Segment Start: MATERIAL PROVIDED

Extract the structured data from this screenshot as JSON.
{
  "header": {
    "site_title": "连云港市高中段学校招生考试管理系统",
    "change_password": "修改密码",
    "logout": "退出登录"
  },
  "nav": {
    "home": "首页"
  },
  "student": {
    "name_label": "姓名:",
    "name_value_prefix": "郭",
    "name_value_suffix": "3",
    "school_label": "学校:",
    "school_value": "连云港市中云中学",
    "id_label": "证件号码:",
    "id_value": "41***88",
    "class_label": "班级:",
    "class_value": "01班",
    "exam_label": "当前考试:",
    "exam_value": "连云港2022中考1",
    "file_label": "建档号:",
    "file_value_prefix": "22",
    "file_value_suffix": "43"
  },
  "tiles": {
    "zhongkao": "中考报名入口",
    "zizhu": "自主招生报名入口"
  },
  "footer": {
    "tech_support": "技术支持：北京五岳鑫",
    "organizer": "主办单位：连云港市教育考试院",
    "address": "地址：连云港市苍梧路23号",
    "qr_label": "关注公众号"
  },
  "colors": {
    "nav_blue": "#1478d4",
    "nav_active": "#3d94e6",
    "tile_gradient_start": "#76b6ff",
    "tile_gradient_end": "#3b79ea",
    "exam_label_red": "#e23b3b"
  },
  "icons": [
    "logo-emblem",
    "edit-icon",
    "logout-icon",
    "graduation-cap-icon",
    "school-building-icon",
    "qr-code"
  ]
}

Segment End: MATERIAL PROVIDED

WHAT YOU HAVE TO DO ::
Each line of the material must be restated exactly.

RESULT OF THIS TASK ::
Extract the structured data from this screenshot as JSON.
{
  "header": {
    "site_title": "连云港市高中段学校招生考试管理系统",
    "change_password": "修改密码",
    "logout": "退出登录"
  },
  "nav": {
    "home": "首页"
  },
  "student": {
    "name_label": "姓名:",
    "name_value_prefix": "郭",
    "name_value_suffix": "3",
    "school_label": "学校:",
    "school_value": "连云港市中云中学",
    "id_label": "证件号码:",
    "id_value": "41***88",
    "class_label": "班级:",
    "class_value": "01班",
    "exam_label": "当前考试:",
    "exam_value": "连云港2022中考1",
    "file_label": "建档号:",
    "file_value_prefix": "22",
    "file_value_suffix": "43"
  },
  "tiles": {
    "zhongkao": "中考报名入口",
    "zizhu": "自主招生报名入口"
  },
  "footer": {
    "tech_support": "技术支持：北京五岳鑫",
    "organizer": "主办单位：连云港市教育考试院",
    "address": "地址：连云港市苍梧路23号",
    "qr_label": "关注公众号"
  },
  "colors": {
    "nav_blue": "#1478d4",
    "nav_active": "#3d94e6",
    "tile_gradient_start": "#76b6ff",
    "tile_gradient_end": "#3b79ea",
    "exam_label_red": "#e23b3b"
  },
  "icons": [
    "logo-emblem",
    "edit-icon",
    "logout-icon",
    "graduation-cap-icon",
    "school-building-icon",
    "qr-code"
  ]
}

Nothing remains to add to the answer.